Northern New York Newspapers
Watertown
Ogdensburg
Massena-Potsdam
Lowville
Carthage
Malone
NNY Business
NNY Living
NNY Ads
Sat., Nov. 1
SUBSCRIBE
Serving the communities of Massena and Potsdam, New York
Related Stories

Town “forbids” village from retroactively collecting water bills from town residents

PREV
NEXT
ARTICLE OPTIONS
A A
print this article
e-mail this article

MASSENA - Inside the town of Massena, village officials have discovered three homes that house multiple dwellings, but have only one water meter.

The mayor has since reached out to Town Supervisor Joseph D. Gray asking him to authorize the collection of two capital recovery fees as well as two minimum water usage (or additional billing for how much water is used) charges.

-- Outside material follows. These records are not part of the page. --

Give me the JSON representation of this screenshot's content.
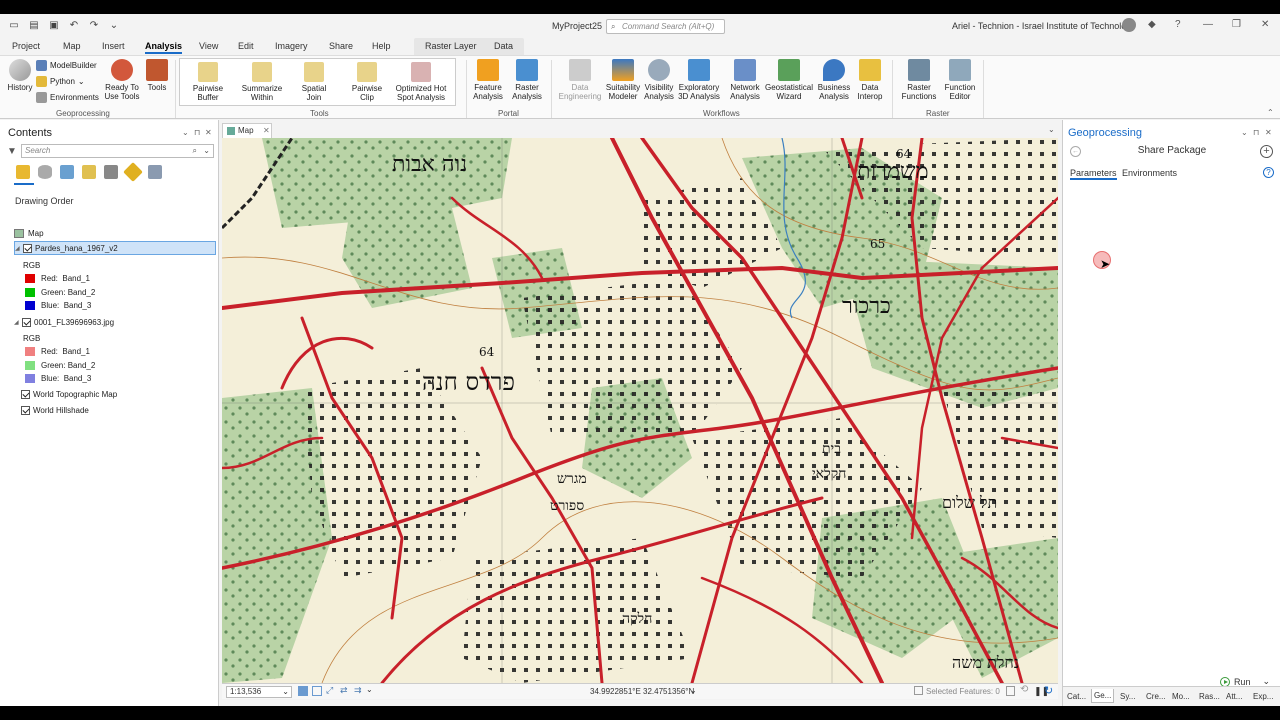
{
  "app": {
    "project_name": "MyProject25",
    "command_search_placeholder": "Command Search (Alt+Q)",
    "user": "Ariel - Technion - Israel Institute of Technology"
  },
  "ribbon_tabs": [
    "Project",
    "Map",
    "Insert",
    "Analysis",
    "View",
    "Edit",
    "Imagery",
    "Share",
    "Help"
  ],
  "active_tab": "Analysis",
  "context_tabs": [
    "Raster Layer",
    "Data"
  ],
  "ribbon": {
    "geoprocessing": {
      "label": "Geoprocessing",
      "history": "History",
      "modelbuilder": "ModelBuilder",
      "python": "Python",
      "environments": "Environments",
      "ready_to_use_tools": [
        "Ready To",
        "Use Tools"
      ],
      "tools": "Tools"
    },
    "tools_group": {
      "label": "Tools",
      "items": [
        [
          "Pairwise",
          "Buffer"
        ],
        [
          "Summarize",
          "Within"
        ],
        [
          "Spatial",
          "Join"
        ],
        [
          "Pairwise",
          "Clip"
        ],
        [
          "Optimized Hot",
          "Spot Analysis"
        ]
      ]
    },
    "portal": {
      "label": "Portal",
      "items": [
        [
          "Feature",
          "Analysis"
        ],
        [
          "Raster",
          "Analysis"
        ]
      ]
    },
    "workflows": {
      "label": "Workflows",
      "items": [
        [
          "Data",
          "Engineering"
        ],
        [
          "Suitability",
          "Modeler"
        ],
        [
          "Visibility",
          "Analysis"
        ],
        [
          "Exploratory",
          "3D Analysis"
        ],
        [
          "Network",
          "Analysis"
        ],
        [
          "Geostatistical",
          "Wizard"
        ],
        [
          "Business",
          "Analysis"
        ],
        [
          "Data",
          "Interop"
        ]
      ]
    },
    "raster": {
      "label": "Raster",
      "items": [
        [
          "Raster",
          "Functions"
        ],
        [
          "Function",
          "Editor"
        ]
      ]
    }
  },
  "contents": {
    "title": "Contents",
    "search_placeholder": "Search",
    "drawing_order": "Drawing Order",
    "map_name": "Map",
    "layers": [
      {
        "name": "Pardes_hana_1967_v2",
        "selected": true,
        "type": "RGB",
        "bands": [
          {
            "label": "Red:",
            "band": "Band_1",
            "color": "#e00000"
          },
          {
            "label": "Green:",
            "band": "Band_2",
            "color": "#00c000"
          },
          {
            "label": "Blue:",
            "band": "Band_3",
            "color": "#0000d0"
          }
        ]
      },
      {
        "name": "0001_FL39696963.jpg",
        "selected": false,
        "type": "RGB",
        "bands": [
          {
            "label": "Red:",
            "band": "Band_1",
            "color": "#f08080"
          },
          {
            "label": "Green:",
            "band": "Band_2",
            "color": "#80e080"
          },
          {
            "label": "Blue:",
            "band": "Band_3",
            "color": "#8080e0"
          }
        ]
      }
    ],
    "basemaps": [
      "World Topographic Map",
      "World Hillshade"
    ]
  },
  "map_view": {
    "tab_label": "Map",
    "scale": "1:13,536",
    "coordinates": "34.9922851°E 32.4751356°N",
    "selected_features": "Selected Features: 0",
    "labels": {
      "neve_avot": "נוה אבות",
      "mishmarot": "משמרות",
      "karkur": "כרכור",
      "pardes_hana": "פרדס חנה",
      "migrash": "מגרש",
      "sport": "ספורט",
      "beit": "בית",
      "kvar": "חקלאי",
      "tel_shalom": "תל שלום",
      "helek": "חלקה",
      "nahal_moshe": "נחלת משה",
      "h65": "65",
      "h64a": "64",
      "h64b": "64"
    }
  },
  "geoprocessing": {
    "title": "Geoprocessing",
    "tool_name": "Share Package",
    "tabs": [
      "Parameters",
      "Environments"
    ],
    "run_label": "Run",
    "bottom_tabs": [
      "Cat...",
      "Ge...",
      "Sy...",
      "Cre...",
      "Mo...",
      "Ras...",
      "Att...",
      "Exp..."
    ]
  },
  "colors": {
    "accent": "#1a6cc8",
    "road": "#c8202a",
    "vegetation": "#b9d3a6",
    "paper": "#f4efd9"
  }
}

That money would go to the village. The village was also looking to the town to collect a second capital debt fee and maintenance fee. Both of those fees would go to the town.

“The village thinks we should be charging double,” Mr. Gray said, adding he disagrees with the village’s stance.

“They are paying for the water they use,” he said, acknowledging though that only one maintenance fee, capital debt fee and capital recovery fee are being collected.

And while the structure of the town code may allow the village to ultimately charge these residents additional usage and capital recovery fees, Mr. Gray said he doesn’t believe that is right.

“It is our water system. I don’t think is the village’s decision to make,” he said.

Councilman Thomas C. Miller noted that while these three homes may have been noticed, he would expect there are more than three multiple dwelling homes with only one water meter.

“This is just three of how many?” he asked, also wondering how the village became aware of these particular homes.

Town bookkeeper Nancy Fregoe, who is also Mr. Gray’s secretary, said it was her understanding they send firefighters to these rental properties to “inspect them,” at which point it was determined the homes had two kitchens and were multiple family dwellings.

Councilman John F. Macaulay said if that’s the way the issues were discovered he had a big problem with that.

“You can’t send them into people’s homes under the guise of being fire inspectors,” he said. “If I were them, I would get a lawyer. That’s an illegal search as far as I’m concerned.”

Looking to bill retroactively for services dating back “five or six” years, Ms. Fregoe said the three homes would be billed $957, $1,430 and $1,479 respectively.

Councilman Albert N. Nicola said he was curious if the residents of these homes were even aware of what was being discussed.

Mr. Gray said he didn’t think they were.

“I don’ think they are,” he said. “They’re just going to get a big fat bill from the village, because apparently the village needs money.”

Mr. Macaulay also said he wondered whether homes in the village were also being targeted, adding he would not allow an “inspector” in his home.

“They’re not coming in my house without a warrant,” he said. “You can put that in the paper if you want to.”

Mr. Gray said he doesn’t believe it is fair to expect people who have been paying their water bills to retroactively pay for service, but he also said he doesn’t think they should be billed for the additional service in the future either.

“I’m opposed to the back collection of water fees. These people already paid their bills,” he said before making a motion that would “forbid” the village from collecting the additional fees.

“We should continue the practice we’ve established over the past 10 or 15 years,” he said.

Commenting rules:
  1. Stick to the topic of the article/letter/editorial.
  2. When responding to issues raised by other commenters, do not engage in personal attacks or name-calling.
  3. Comments that include profanity/obscenities or are libelous in nature will be removed without warning.
Violators' commenting privileges may be revoked indefinitely. By commenting you agree to our full Terms of Use.
Giveaway
Syracuse Football Tickets Giveaway
Connect with Us
DCO on FacebookWDT on Twitter